Goodreads: Long May She Reign
Published: February 21, 2017
Freya was never meant be queen. Twenty third in line to the throne, she never dreamed of a life in the palace, and would much rather research in her laboratory than participate in the intrigues of court. However, when an extravagant banquet turns deadly and the king and those closest to him are poisoned, Freya suddenly finds herself on the throne.
Freya may have escaped the massacre, but she is far from safe. The nobles don’t respect her, her councillors want to control her, and with the mystery of who killed the king still unsolved, Freya knows that a single mistake could cost her the kingdom – and her life.
Freya is determined to survive, and that means uncovering the murderers herself. Until then, she can’t trust anyone. Not her advisors. Not the king’s dashing and enigmatic illegitimate son. Not even her own father, who always wanted the best for her, but also wanted more power for himself.
As Freya’s enemies close in and her loyalties are tested, she must decide if she is ready to rule and, if so, how far she is willing to go to keep the crown.
Long May She Reign is standalone fantasy nearly at its finest.* Thomas creates a captivating world with high stakes, where a girl who never wanted to be queen must find a way to hold her country together in a time of uncertainty and danger. A fine mix of romance, adventure, intrigue, and science make the fresh enough to stand out in a crowd of fantasy novels.

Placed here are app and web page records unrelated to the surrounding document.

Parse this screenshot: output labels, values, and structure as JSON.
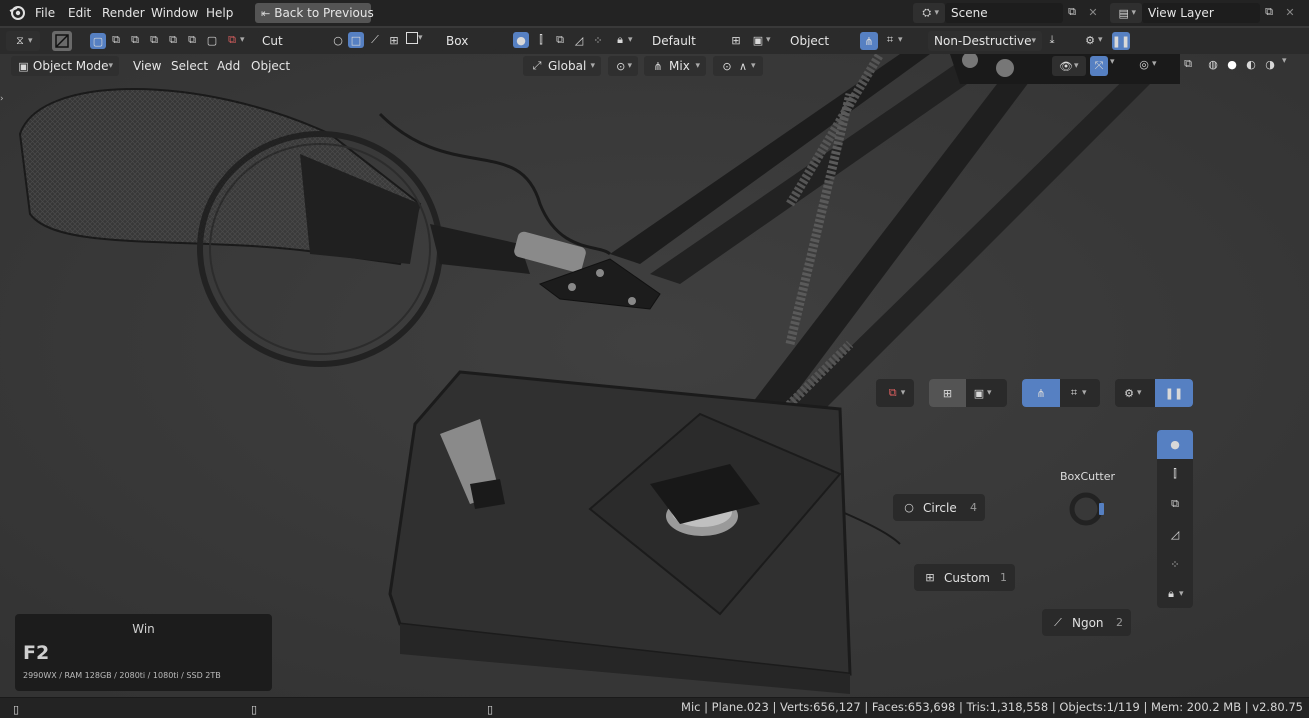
{
  "topbar": {
    "menus": [
      "File",
      "Edit",
      "Render",
      "Window",
      "Help"
    ],
    "back_button": "Back to Previous",
    "scene_field": "Scene",
    "view_layer_field": "View Layer"
  },
  "toolbar": {
    "mode_label": "Cut",
    "shape_label": "Box",
    "default_label": "Default",
    "object_label": "Object",
    "nondestructive_label": "Non-Destructive"
  },
  "header": {
    "mode_select": "Object Mode",
    "menus": [
      "View",
      "Select",
      "Add",
      "Object"
    ],
    "transform_space": "Global",
    "mix_label": "Mix"
  },
  "pie": {
    "title": "BoxCutter",
    "circle": {
      "label": "Circle",
      "key": "4"
    },
    "custom": {
      "label": "Custom",
      "key": "1"
    },
    "ngon": {
      "label": "Ngon",
      "key": "2"
    }
  },
  "overlay": {
    "os": "Win",
    "key": "F2",
    "specs": "2990WX / RAM 128GB / 2080ti / 1080ti / SSD 2TB"
  },
  "status": {
    "text": "Mic | Plane.023 | Verts:656,127 | Faces:653,698 | Tris:1,318,558 | Objects:1/119 | Mem: 200.2 MB | v2.80.75"
  },
  "colors": {
    "accent": "#5680c2",
    "panel": "#1c1c1c",
    "viewport": "#3a3a3a"
  }
}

“Strong female character” has been a buzz phrase probably since readers were introduced to Katniss Everdeen, but the term fits Freya like a glove–all the more because Freya herself probably would not think so. As twenty-third in line to inherit the throne, Freya never considered herself important. She never paid attention to the rules of etiquette and the gossip of the course; she focused on her friendship and pursuing her passion of scientific research. So when she’s thrust upon the throne without warning, she’s uncertain. But watching her rise to the occasion and figure out how to use her personal strengths to succeed, instead of trying to emulate other people, is a great pleasure.
The plot is well-placed, and it wonderfully combines mystery with intrigue and looming war. There is also a dash of romance, though it’s not the focus of the story, and Freya’s personal growth arc. Something is always happening, but not too much, and I felt events were only rushed with one of the scenes near the end. And while I had some guesses who was responsible for the massacre that opens the novel, I was pleased that Thomas kept me unsure and altering my hunch.
Additionally, the book is smart, and not just because Freya is an accomplished scientist. Thomas delves into the intricacies of managing a kingdom, from taxes to people management to battle strategies. It felt as though a lot of research went into the book but it all came out naturally on the page. I like books where I feel like I have learned new things or where I can tell that the author knows a lot about their own genre and topic; this is one them.
At some point while reading, I considered giving the novel five stars but decided not to because there are a couple well-worn YA cliches thrown in that I could have done without. Yet for the most part, the plot kept me on my toes and a much of it was unique. This may end up being one of my favorite reads of the year.
*I know some readers have been disappointed because it’s not necessarily flashy high fantasy with hand waving powers and magical creatures. The fantasy element is that it happens in an invented world that, like much fantasy, is set in some time that’s somewhere between medieval and Regency in inspiration. Personally, I don’t think “fantasy” necessitates magic, so as long as you’re not expecting any, you should be fine on that count.